> [DATASET]

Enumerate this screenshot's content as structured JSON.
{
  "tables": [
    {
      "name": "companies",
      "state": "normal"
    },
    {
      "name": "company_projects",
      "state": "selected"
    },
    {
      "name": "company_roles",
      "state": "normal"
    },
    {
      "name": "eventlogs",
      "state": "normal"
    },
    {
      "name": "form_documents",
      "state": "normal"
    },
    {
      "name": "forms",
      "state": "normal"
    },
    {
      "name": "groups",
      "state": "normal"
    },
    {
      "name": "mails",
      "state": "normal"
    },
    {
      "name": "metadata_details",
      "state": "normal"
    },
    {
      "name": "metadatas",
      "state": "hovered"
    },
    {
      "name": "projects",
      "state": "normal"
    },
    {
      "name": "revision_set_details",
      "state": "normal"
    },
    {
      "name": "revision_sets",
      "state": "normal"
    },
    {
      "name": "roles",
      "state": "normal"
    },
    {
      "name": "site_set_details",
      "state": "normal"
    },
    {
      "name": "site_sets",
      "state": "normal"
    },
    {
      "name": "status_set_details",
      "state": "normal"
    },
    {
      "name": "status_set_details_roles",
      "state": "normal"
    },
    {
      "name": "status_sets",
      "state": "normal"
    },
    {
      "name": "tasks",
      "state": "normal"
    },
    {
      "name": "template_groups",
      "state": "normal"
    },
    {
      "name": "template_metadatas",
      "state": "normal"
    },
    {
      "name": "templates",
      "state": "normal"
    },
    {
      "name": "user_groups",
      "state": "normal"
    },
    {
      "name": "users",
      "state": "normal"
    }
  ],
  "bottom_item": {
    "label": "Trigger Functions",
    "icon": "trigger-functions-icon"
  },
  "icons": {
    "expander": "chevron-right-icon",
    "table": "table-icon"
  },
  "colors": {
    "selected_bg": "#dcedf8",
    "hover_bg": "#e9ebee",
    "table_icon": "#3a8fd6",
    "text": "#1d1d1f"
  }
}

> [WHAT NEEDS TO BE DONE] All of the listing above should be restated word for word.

> [WRITTEN RESPONSE]
Enumerate this screenshot's content as structured JSON.
{
  "tables": [
    {
      "name": "companies",
      "state": "normal"
    },
    {
      "name": "company_projects",
      "state": "selected"
    },
    {
      "name": "company_roles",
      "state": "normal"
    },
    {
      "name": "eventlogs",
      "state": "normal"
    },
    {
      "name": "form_documents",
      "state": "normal"
    },
    {
      "name": "forms",
      "state": "normal"
    },
    {
      "name": "groups",
      "state": "normal"
    },
    {
      "name": "mails",
      "state": "normal"
    },
    {
      "name": "metadata_details",
      "state": "normal"
    },
    {
      "name": "metadatas",
      "state": "hovered"
    },
    {
      "name": "projects",
      "state": "normal"
    },
    {
      "name": "revision_set_details",
      "state": "normal"
    },
    {
      "name": "revision_sets",
      "state": "normal"
    },
    {
      "name": "roles",
      "state": "normal"
    },
    {
      "name": "site_set_details",
      "state": "normal"
    },
    {
      "name": "site_sets",
      "state": "normal"
    },
    {
      "name": "status_set_details",
      "state": "normal"
    },
    {
      "name": "status_set_details_roles",
      "state": "normal"
    },
    {
      "name": "status_sets",
      "state": "normal"
    },
    {
      "name": "tasks",
      "state": "normal"
    },
    {
      "name": "template_groups",
      "state": "normal"
    },
    {
      "name": "template_metadatas",
      "state": "normal"
    },
    {
      "name": "templates",
      "state": "normal"
    },
    {
      "name": "user_groups",
      "state": "normal"
    },
    {
      "name": "users",
      "state": "normal"
    }
  ],
  "bottom_item": {
    "label": "Trigger Functions",
    "icon": "trigger-functions-icon"
  },
  "icons": {
    "expander": "chevron-right-icon",
    "table": "table-icon"
  },
  "colors": {
    "selected_bg": "#dcedf8",
    "hover_bg": "#e9ebee",
    "table_icon": "#3a8fd6",
    "text": "#1d1d1f"
  }
}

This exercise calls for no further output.